The Lake Erie College of Osteopathic Medicine School of Pharmacy welcomed distinguished guest speaker Curt D. Furberg, M.D., Ph.D., on Nov. 27. Dr. Furberg is a Professor of Public Health Sciences at the Wake Forest University of Medicine, where he started the Center for Research and Biometry.
Dr. Furberg addressed evidence-based medicine, the FDA and drug safety with an audience that included all first- and second-year pharmacy students and several third-year students on clinical rotation.
|Dr. Curt Furberg discusses |
with LECOM pharmacy
“The discussion on evidence-based medicine seeks to find reasons why patients aren’t receiving optimal care,” Dr. Furberg said. “If a patient goes to his or her physician, they have about a 50 percent chance of getting optimal treatment. The immediate question then is, ‘Why aren’t all patients getting the best care?’
“It turns out there are a lot of barriers,” he added. “So then the question becomes, ‘What can you do to improve the situation?’”
Dr. Furberg described a couple of options to make the system better, including monitoring the performance of health care professionals.
“If you let people in the departments that perform below average know that they are not doing an optimal job, that is often enough,” he said. “People don’t want to be below average.”
Dr. Furberg is a nationally and internationally recognized cardiovascular epidemiologist with expertise in clinical trials and public health. He is a strong proponent for evidence-based medicine. His public health background provides a strong foundation for his views on drug evaluation and patient safety.

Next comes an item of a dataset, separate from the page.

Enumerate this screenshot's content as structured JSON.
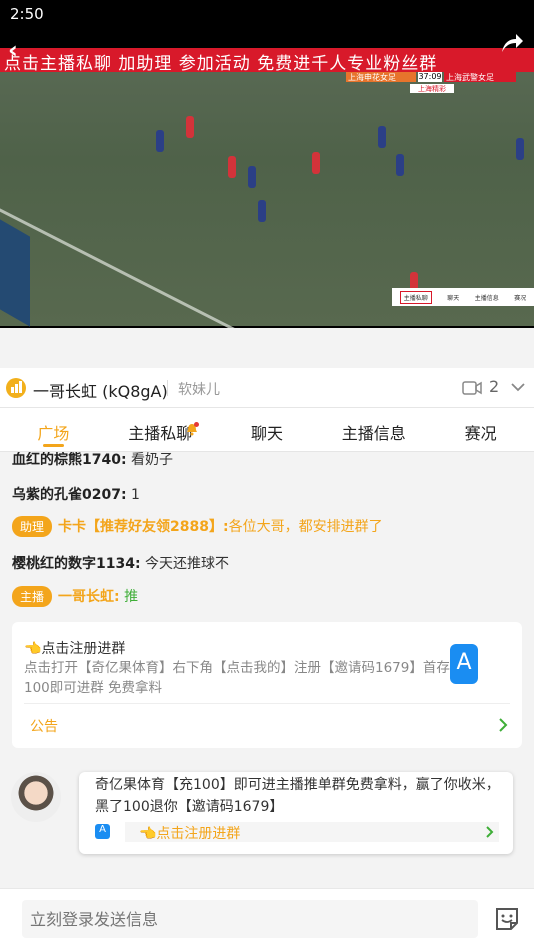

He is best known as the principal investigator for the “Anithypertensive and Lipid Lowering Treatment to Prevent Heart Attack Trial,” or ALLHAT.
ALLHAT was the largest study of pharmaceutical treatments for elevated blood pressure and the second largest lipid-lowering medication trial. Researchers led by Dr. Furberg studied more than 40,000 people in a four-year period. On-going evaluation of the ALLHAT data continues to produce findings aiding the prevention of heart disease.